The Western Conference standings remain unresolved, but there are six teams that the Warriors could reasonably face in the first round of the playoffs. The vital big men for those teams? Davis, Karl-Anthony Towns, LaMarcus Aldridge, Rudy Gobert, Steven Adams, and Nikola Jokic.

Six teams, six All-Star caliber bigs.

If they survive a first-round matchup, the Warriors will face a second one of those bigs in the second round, or perhaps the beefy, albeit not great Jusuf Nurkic. Make it to the Western Conference Finals, and the emerging star that is Clint Capela likely awaits.

Saturday, then, offered a little information as to how the Warriors plan on distributing their center minutes, and what they’ll do to minimize the top big men in the league. But the most important information from the Warriors didn’t come during the game, but rather from before it, when coach Steve Kerr admitted that the team will rotate their starting center, depending on the matchup.

Against the Pelicans, Kerr turned to Kevon Looney, a player who, earlier in the season, had virtually no role. Playing a potential first round foe, Looney started and received 28 minutes of playing time. David West received a fair chunk of minutes, while Jordan Bell and Damian Jones both saw the court as well.

Zaza Pachulia, and JaVale McGee, who have combined for 72 of the Warriors’ 80 starts at center? Neither saw the court.

And while Davis feasted his fair share on Looney and Co., it was apparent why Kerr shied away from certain matchups. Pachulia’s flatfooted slowness plays horribly against Davis’ hyper-athleticism, especially given the latter’s penchant for playing on the perimeter. There’s a reason elephants are herbivores; they ain’t catching any animals.
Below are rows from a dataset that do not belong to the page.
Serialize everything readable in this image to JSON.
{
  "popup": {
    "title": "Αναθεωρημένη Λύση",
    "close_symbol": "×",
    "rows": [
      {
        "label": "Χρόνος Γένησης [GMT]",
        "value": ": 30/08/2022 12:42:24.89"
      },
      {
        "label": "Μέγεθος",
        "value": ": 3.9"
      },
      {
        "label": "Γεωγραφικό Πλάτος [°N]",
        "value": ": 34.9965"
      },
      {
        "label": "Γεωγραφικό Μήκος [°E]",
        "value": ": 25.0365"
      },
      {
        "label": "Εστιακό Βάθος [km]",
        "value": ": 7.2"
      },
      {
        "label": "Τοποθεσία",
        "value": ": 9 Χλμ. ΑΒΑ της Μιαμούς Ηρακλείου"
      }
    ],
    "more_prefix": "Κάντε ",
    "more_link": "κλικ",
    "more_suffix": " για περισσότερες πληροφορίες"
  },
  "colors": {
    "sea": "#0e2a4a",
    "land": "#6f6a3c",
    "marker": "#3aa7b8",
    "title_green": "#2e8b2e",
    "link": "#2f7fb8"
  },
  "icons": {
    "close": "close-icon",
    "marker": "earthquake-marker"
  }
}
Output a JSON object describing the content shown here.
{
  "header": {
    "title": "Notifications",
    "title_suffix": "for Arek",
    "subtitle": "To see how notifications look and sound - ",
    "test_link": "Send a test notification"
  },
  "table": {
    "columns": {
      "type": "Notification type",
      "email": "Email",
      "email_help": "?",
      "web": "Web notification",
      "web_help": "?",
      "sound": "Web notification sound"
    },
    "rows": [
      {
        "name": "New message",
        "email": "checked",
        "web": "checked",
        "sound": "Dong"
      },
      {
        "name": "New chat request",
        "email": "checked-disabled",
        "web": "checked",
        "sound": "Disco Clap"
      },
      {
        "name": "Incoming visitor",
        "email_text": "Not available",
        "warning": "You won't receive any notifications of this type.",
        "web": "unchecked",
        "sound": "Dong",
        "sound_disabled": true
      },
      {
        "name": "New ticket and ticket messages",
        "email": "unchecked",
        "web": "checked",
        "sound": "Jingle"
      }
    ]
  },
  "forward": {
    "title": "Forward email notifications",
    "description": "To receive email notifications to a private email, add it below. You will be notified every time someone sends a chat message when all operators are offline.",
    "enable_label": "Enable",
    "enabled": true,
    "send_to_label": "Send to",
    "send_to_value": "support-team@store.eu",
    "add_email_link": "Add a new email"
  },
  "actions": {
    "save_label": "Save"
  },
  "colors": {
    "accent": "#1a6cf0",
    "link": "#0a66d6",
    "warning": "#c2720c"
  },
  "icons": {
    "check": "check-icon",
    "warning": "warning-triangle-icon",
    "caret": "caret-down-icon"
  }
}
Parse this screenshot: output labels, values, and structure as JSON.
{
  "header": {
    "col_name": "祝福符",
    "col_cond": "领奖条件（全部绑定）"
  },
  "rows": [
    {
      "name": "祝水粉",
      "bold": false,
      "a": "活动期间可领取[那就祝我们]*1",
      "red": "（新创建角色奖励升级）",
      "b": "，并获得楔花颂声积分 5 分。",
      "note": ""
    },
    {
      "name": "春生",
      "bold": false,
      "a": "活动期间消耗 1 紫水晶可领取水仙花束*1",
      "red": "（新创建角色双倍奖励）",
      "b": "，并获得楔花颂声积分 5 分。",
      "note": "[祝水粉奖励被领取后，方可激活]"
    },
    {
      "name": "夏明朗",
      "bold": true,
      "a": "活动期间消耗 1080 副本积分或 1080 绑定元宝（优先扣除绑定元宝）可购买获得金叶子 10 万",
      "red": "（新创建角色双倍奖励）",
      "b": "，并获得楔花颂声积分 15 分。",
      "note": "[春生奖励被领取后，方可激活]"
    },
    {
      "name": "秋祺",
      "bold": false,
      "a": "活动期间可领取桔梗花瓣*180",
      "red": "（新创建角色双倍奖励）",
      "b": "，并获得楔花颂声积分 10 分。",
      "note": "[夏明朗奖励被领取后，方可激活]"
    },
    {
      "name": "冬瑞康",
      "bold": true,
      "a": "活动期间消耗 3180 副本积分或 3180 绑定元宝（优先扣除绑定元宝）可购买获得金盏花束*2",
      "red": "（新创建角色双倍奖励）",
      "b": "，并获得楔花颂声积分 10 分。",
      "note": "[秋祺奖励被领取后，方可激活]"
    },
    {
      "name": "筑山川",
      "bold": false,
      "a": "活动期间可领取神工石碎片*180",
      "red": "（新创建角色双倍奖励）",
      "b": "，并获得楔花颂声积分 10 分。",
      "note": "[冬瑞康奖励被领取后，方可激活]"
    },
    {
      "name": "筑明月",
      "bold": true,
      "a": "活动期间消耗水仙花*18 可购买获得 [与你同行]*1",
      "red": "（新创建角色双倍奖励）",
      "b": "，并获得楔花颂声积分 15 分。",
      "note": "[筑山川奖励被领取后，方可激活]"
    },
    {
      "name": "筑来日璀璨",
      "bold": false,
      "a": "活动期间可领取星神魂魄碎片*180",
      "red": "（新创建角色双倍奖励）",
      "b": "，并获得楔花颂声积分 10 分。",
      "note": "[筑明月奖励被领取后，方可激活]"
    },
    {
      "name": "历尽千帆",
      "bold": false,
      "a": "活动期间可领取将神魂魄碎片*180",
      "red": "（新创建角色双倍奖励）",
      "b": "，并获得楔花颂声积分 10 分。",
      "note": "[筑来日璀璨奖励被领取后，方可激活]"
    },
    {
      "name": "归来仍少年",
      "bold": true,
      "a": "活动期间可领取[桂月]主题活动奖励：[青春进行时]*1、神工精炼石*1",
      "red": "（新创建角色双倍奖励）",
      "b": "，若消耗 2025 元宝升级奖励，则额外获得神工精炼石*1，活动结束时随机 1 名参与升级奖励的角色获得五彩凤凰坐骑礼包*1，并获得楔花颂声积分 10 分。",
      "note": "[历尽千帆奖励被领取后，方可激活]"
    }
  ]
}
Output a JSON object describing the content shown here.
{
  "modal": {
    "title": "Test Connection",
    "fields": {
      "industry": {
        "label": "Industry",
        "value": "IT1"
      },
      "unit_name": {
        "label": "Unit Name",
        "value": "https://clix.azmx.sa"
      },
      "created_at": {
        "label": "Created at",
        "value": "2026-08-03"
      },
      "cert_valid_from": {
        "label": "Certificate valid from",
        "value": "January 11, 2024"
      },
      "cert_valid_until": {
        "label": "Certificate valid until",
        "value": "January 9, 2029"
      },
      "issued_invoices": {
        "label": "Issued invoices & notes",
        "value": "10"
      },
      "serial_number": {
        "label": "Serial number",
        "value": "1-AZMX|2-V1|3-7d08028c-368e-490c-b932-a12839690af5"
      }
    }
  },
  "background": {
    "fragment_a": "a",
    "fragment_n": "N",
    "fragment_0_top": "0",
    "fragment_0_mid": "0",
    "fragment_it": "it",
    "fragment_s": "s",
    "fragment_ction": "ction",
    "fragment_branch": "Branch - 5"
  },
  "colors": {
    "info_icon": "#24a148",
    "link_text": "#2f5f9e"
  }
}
While McGee doesn’t have that problem, his lack of strength comes into play against Davis. Even more noticeably, his struggles defending the pick and roll are exploited against the Pelicans, who not only employ Davis’ elite rim-running abilities, but two strong passers from the perimeter.

So starting Looney made sense, and, even after Davis’ dramatic filling up of the box score, Looney at times showed the reasoning behind Kerr’s decision. And yet, the best defense against Davis came from a highly unlikely source: Kevin Durant.

No one on the Warriors proved strong enough to handle Davis, as he made all available options look like like they hadn’t hit the weight room all season. But Durant’s length was able to create issues, as he was frequently in the face of Davis, swatting at the ball, and keeping the big man uncomfortable.

Just as importantly, Durant proved willing and able to seamlessly transition between perimeter defense and interior defense, which kept Davis from finding comfortable spots on the floor.

The one player distinctly absent from this discussion so far is the team’s best defender, Draymond Green. Green did not have a good defensive game against New Orleans, and was constantly caught in the wrong place.

Against the Pelicans, that was likely a focus issue, and it’s fair to assume that Green will be locked in when the playoffs begin. But if they face New Orleans, how many minutes will Kerr give Green against the immovable force that is Davis?

In theory, starting Green on Davis, and putting Looney or Bell on power forward Nikola Mirotic may make some sense. Surely Kerr will play around with numerous options to combat whatever center the Dubs face.

The Warriors may not have shown much in the 126-120 loss, in terms of stopping Davis or winning the game. But they did show that they’re not stuck in their ways; the team, and the center position remain fluid, and will adapt for each matchup.

If the Oklahoma City Thunder await the Warriors in round one, you can expect to see a very healthy dose of Pachulia and West. If the Jazz are the first round foe, then McGee and Looney will likely get a lot of run.

And if it’s the Pelicans, we may not see McGee much, or Pachulia at all, and Durant - the closest thing Golden State has to matching Davis physically - may get the bulk of the center minutes.

The center position has been rotating for the last few months, but it turns out the Warriors weren’t looking for a starter. They were just looking to establish each player’s strengths and weaknesses, so they can find the right counter for any opponent.